On the other hand, donors who have a very low BMI with less body fat might process the medication faster. This can result in waking up earlier than intended or feeling more discomfort during the procedure.

Fertility medication effects

Fertility medications are a crucial part of the egg donation process, as they trigger the ovaries to produce multiple eggs for retrieval. When a donor’s BMI falls outside the healthy range, the response of their ovaries to fertility medications can be less predictable. This unpredictability can lead to variations in the number and quality of eggs produced, which, in turn, may influence the success of the entire process.

We also need to discuss a condition called Ovarian Hyperstimulation Syndrome (OHSS). OHSS occurs when the ovaries are stimulated too much during the egg retrieval process. Women with low BMIs are at a higher risk for developing OHSS. This stimulation causes an increase in the amount of fluid that’s released into the abdomen, which can potentially lead to complications like dehydration and kidney problems.

Nutritional and Health Concerns

Maintaining a healthy BMI is fundamentally about ensuring your body gets all the vital nutrients it needs to operate at its best. Egg donation requires a lot from your body. When you’re underweight, you might not have enough stored energy or reserves to support both yourself and the developing eggs. This can lead to nutrient deficiencies, which in turn can result in several health challenges.

On the flip side, donors with a higher BMI usually also face nutritional concerns. Excess fatty deposits disrupt the body’s ability to regulate nutrients properly. Insulin resistance, inflammation, hypertension, and heart disease could be the results. Nutritional and health factors can unsettle the egg donation process while putting unnecessary pressure on the donor’s body.

Reach a healthy BMI to change more than one life

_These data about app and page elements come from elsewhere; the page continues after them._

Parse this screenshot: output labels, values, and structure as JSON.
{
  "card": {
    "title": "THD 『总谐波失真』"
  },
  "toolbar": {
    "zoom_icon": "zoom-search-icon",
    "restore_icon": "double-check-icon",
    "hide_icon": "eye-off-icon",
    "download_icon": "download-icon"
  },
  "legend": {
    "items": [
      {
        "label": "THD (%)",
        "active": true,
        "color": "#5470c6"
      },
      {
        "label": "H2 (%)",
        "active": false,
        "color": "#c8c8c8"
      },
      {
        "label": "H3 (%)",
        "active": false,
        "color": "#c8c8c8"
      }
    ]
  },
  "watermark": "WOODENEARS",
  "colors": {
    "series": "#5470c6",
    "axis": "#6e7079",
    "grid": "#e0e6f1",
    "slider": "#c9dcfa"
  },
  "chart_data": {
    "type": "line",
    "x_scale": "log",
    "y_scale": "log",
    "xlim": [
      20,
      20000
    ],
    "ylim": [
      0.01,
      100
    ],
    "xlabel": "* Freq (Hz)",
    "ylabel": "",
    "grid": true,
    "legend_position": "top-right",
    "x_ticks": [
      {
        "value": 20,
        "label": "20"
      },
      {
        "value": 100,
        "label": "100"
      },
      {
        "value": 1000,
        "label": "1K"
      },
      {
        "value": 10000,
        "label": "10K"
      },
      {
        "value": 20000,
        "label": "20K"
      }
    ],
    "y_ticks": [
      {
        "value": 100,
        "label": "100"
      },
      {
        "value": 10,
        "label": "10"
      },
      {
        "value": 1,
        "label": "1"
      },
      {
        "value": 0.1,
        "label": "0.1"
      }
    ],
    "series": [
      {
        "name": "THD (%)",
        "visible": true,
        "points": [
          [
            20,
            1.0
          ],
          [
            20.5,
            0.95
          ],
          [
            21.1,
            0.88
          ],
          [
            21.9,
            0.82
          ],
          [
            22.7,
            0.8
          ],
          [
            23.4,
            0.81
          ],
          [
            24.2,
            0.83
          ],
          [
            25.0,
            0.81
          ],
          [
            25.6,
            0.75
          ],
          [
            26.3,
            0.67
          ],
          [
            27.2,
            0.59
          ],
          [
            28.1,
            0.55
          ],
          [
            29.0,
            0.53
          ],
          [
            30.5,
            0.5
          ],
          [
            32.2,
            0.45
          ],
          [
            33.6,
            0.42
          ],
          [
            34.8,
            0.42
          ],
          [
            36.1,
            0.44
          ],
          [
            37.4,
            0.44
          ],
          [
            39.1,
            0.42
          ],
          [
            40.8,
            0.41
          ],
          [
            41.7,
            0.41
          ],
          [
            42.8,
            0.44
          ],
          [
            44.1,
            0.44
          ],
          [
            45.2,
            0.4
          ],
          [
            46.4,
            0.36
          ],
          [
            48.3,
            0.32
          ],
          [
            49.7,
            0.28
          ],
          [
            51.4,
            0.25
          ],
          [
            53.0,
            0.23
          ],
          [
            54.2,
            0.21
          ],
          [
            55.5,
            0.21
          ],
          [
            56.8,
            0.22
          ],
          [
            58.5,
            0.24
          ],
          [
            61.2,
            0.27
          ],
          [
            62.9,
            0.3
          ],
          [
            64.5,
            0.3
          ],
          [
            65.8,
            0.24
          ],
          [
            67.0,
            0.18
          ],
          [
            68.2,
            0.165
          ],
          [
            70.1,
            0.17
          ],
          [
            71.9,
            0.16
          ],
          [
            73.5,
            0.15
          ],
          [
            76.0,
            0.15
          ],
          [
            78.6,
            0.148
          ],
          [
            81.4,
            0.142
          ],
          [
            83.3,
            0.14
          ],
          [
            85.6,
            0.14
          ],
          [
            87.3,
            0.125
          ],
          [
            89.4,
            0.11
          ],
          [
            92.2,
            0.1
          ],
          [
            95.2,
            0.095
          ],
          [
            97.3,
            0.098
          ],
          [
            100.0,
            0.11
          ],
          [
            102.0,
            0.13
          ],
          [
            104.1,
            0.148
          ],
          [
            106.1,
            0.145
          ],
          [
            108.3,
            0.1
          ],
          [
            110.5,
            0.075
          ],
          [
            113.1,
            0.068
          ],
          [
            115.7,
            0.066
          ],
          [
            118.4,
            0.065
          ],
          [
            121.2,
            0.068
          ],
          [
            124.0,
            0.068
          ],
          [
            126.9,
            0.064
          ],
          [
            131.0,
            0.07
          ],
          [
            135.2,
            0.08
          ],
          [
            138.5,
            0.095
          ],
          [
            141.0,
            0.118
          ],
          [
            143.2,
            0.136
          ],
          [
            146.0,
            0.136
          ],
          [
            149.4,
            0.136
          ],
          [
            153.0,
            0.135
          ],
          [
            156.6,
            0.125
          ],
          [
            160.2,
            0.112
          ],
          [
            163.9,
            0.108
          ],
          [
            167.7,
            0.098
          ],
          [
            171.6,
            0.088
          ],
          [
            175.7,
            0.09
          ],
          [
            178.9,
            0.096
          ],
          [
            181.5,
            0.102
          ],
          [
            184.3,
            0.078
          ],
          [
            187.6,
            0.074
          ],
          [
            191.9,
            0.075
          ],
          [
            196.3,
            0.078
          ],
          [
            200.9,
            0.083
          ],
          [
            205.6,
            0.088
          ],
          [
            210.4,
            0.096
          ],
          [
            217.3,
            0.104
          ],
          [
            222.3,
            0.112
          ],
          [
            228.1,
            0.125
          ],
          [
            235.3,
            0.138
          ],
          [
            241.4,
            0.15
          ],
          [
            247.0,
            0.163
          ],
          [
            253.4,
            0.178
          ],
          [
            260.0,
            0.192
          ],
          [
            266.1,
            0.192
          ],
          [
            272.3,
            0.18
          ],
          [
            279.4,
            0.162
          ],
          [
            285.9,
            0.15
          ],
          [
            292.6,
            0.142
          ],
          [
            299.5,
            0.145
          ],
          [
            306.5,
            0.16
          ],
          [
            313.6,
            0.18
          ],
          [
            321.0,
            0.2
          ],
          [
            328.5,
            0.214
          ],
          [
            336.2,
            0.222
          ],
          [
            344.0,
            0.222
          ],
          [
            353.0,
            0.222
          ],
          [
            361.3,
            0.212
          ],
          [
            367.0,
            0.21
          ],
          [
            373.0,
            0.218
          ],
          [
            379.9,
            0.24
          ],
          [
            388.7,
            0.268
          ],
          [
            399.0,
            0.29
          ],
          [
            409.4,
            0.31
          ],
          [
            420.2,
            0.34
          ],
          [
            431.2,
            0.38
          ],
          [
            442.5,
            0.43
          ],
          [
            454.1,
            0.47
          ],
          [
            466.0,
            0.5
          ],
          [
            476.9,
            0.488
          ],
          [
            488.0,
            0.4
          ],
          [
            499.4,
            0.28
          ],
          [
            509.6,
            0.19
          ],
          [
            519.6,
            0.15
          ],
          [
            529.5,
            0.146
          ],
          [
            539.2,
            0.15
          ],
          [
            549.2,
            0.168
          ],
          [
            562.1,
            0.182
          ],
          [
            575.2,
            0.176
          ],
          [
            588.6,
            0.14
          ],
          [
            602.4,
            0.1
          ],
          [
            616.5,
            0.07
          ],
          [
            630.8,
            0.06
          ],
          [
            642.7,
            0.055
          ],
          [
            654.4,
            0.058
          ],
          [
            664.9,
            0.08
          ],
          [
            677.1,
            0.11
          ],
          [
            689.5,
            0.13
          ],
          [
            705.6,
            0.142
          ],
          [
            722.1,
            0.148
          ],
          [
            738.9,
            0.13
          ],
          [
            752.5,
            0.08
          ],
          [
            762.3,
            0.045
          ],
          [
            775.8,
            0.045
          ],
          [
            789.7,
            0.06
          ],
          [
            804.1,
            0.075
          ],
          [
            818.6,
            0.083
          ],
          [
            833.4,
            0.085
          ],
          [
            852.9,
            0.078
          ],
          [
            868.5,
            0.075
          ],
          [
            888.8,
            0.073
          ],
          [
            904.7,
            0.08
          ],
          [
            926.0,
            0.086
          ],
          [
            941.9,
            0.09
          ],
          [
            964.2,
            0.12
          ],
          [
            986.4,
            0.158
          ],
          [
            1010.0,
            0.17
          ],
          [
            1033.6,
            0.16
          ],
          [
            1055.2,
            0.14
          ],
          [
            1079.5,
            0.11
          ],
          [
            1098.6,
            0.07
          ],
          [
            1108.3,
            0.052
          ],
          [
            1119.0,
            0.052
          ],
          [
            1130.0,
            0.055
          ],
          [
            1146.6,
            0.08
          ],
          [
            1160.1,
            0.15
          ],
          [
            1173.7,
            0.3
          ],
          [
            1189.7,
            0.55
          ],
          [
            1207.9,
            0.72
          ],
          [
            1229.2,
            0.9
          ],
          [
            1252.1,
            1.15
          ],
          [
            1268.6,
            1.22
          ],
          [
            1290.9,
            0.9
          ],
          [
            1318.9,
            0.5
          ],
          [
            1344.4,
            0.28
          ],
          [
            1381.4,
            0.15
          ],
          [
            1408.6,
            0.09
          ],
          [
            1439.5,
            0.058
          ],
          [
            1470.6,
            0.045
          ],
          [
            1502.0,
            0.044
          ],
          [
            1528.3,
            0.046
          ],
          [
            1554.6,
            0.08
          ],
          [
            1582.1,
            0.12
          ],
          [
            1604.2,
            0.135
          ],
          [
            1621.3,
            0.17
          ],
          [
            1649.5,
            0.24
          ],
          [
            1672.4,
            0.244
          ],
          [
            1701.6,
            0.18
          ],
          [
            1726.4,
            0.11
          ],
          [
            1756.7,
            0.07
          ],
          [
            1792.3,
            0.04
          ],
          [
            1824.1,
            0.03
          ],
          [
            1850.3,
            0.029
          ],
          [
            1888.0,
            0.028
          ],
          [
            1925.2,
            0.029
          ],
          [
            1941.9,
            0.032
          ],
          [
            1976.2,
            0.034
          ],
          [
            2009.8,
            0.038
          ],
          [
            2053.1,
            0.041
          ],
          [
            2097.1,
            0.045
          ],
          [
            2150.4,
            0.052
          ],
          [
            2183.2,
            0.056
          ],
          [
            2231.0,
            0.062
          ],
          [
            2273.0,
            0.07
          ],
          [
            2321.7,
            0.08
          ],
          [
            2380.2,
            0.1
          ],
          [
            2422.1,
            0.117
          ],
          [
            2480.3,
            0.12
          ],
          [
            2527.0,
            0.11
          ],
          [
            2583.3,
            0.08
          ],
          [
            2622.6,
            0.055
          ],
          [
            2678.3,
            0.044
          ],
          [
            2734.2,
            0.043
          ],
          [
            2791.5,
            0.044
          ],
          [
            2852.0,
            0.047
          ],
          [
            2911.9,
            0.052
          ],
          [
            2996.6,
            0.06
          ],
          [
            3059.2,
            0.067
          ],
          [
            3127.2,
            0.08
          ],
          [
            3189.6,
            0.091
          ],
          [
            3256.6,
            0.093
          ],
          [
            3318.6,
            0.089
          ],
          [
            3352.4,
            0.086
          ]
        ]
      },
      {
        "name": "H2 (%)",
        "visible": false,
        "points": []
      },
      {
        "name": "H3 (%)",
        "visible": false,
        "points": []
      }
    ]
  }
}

If you’ve come this far and are determined to be a beacon of hope for a parent-to-be, take the first step towards a healthier you. It’s a path to empowerment, self-compassion, and the chance to create life in its most beautiful form. Your BMI, though just a measurement, carries the potential to impact lives in ways you might never have imagined. Strive for a healthy BMI to embrace your own well-being while building the possibility of delivering the most precious gift – the gift of parenthood. Nurture is ready to celebrate your success and add you to our special list of egg donors. Our team invites you to reach out if you need more information.

Why Do I Need a Matric Certificate to Register as an Egg Donor?

Why Does Nurture Need To Know So Much About An Egg Donor’s Family Medical History?

Travelling Egg Donors in South Africa: How Does it Work?

Posted in ,


Tertia Albertyn is the founder of Nurture - South Africa’s longest-running and most successful Egg Donation Program. An accomplished speaker and an award-winning published author, as well as an ex-infertility patient herself, she is highly regarded in South Africa and internationally for the work she does in infertility. Tertia was instrumental in establishing the first FDA-approved frozen donor egg bank in Africa. Tertia has an MBA from the University of Cape Town and lives in Cape Town, South Africa with her husband and three children.